→ **What the task asks**
Given the records below, pull every line with the word "title" into the answer.

→ **Input material**
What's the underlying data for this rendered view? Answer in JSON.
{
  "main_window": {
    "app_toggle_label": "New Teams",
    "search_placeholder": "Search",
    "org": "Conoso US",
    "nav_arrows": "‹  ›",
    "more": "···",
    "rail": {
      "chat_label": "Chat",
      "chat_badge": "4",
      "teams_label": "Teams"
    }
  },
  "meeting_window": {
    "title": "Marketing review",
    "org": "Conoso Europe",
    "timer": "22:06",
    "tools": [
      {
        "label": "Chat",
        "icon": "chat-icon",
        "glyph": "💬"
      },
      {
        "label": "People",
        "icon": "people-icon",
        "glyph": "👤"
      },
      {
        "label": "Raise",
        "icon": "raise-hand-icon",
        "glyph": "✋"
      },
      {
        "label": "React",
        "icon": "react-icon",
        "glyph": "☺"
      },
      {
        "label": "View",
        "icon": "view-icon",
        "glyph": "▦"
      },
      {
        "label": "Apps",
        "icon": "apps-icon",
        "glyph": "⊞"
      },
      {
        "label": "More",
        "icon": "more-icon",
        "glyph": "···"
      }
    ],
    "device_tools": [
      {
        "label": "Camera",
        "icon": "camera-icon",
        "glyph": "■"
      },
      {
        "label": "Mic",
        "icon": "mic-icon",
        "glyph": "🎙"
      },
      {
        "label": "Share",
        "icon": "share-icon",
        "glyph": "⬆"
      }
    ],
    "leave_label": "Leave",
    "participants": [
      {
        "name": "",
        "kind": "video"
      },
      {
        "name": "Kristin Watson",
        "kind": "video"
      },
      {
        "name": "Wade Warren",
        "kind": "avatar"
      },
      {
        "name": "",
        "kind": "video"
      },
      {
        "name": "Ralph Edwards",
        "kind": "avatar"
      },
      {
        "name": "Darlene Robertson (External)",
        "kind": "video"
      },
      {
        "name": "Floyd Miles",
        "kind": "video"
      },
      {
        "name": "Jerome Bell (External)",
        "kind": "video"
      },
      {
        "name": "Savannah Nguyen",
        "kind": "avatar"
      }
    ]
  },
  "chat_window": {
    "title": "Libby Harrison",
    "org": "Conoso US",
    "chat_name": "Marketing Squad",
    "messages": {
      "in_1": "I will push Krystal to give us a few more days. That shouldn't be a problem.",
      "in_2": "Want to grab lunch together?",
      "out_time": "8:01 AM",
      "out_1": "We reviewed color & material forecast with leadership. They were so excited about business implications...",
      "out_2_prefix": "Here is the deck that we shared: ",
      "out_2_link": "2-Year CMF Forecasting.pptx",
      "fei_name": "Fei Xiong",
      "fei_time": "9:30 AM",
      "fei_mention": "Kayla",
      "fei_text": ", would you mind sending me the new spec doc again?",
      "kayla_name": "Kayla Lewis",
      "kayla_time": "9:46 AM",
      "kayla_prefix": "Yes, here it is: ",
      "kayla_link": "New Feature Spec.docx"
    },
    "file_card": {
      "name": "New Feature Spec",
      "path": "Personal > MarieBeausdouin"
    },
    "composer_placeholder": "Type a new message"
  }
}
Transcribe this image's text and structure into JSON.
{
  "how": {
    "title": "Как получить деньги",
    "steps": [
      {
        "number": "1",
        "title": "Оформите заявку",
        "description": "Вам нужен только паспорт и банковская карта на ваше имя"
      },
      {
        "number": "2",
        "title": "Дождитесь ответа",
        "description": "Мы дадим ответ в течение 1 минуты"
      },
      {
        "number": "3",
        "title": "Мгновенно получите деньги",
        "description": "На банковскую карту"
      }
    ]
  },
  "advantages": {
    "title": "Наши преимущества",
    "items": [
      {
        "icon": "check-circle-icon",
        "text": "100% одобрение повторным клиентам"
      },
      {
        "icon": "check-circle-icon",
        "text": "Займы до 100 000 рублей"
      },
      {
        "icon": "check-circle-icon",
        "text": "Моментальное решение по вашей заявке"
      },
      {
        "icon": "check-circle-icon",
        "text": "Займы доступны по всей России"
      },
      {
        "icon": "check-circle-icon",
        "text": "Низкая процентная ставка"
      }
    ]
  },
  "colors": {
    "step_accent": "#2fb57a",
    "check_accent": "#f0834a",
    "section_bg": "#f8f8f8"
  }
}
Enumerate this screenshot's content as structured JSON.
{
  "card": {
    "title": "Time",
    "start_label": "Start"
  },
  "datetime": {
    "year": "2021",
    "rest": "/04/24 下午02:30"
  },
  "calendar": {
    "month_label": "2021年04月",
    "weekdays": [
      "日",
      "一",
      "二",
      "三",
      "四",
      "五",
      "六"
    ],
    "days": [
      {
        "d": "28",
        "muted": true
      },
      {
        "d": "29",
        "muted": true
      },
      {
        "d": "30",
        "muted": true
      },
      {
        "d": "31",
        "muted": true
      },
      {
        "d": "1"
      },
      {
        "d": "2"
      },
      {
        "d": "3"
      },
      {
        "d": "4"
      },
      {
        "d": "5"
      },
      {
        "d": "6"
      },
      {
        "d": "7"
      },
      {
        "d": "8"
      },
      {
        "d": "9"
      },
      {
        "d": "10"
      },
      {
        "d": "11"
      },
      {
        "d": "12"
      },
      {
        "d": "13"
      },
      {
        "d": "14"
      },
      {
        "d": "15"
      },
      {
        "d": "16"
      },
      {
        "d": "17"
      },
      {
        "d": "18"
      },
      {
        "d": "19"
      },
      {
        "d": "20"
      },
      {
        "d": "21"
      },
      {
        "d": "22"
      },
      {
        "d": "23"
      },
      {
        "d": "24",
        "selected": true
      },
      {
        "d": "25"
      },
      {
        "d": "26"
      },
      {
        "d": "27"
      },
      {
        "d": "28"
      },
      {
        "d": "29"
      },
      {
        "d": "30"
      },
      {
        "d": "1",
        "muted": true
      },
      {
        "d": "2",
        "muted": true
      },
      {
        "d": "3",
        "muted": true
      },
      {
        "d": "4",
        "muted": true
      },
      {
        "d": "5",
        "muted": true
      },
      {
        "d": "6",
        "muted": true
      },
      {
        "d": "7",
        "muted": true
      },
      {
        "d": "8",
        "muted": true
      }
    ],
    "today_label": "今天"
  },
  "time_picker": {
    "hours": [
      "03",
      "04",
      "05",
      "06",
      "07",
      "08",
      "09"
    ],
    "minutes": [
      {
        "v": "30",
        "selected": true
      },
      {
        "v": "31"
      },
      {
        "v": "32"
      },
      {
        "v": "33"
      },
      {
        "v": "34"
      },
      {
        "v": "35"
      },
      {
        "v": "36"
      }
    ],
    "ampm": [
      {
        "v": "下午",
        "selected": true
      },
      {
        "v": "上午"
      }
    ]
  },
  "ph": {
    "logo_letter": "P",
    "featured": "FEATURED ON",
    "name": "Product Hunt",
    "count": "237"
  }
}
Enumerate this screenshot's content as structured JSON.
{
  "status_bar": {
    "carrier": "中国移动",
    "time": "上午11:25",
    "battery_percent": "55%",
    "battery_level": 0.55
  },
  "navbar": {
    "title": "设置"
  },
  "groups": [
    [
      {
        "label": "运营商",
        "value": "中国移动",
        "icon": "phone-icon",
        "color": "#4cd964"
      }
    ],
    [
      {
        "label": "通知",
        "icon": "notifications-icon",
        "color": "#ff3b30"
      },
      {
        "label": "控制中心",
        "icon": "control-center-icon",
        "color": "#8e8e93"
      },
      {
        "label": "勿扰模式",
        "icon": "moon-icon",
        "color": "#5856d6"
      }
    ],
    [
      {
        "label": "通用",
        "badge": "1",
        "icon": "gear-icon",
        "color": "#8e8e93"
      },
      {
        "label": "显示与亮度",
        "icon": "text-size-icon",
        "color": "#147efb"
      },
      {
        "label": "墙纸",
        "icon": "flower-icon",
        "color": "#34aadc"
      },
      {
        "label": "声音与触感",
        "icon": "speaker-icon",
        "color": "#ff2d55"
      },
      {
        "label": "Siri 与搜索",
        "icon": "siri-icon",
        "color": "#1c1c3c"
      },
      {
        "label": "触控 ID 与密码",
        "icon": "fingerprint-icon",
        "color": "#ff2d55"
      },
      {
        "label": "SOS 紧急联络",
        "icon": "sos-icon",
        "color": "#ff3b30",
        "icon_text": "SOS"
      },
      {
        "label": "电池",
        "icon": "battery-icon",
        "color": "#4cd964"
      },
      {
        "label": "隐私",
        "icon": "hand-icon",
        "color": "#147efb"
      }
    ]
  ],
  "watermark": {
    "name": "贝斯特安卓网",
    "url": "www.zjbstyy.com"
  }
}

→ **Response below**
    "title": "Marketing review",
    "title": "Libby Harrison",
    "title": "Как получить деньги",
        "title": "Оформите заявку",
        "title": "Дождитесь ответа",
        "title": "Мгновенно получите деньги",
    "title": "Наши преимущества",
    "title": "Time",
    "title": "设置"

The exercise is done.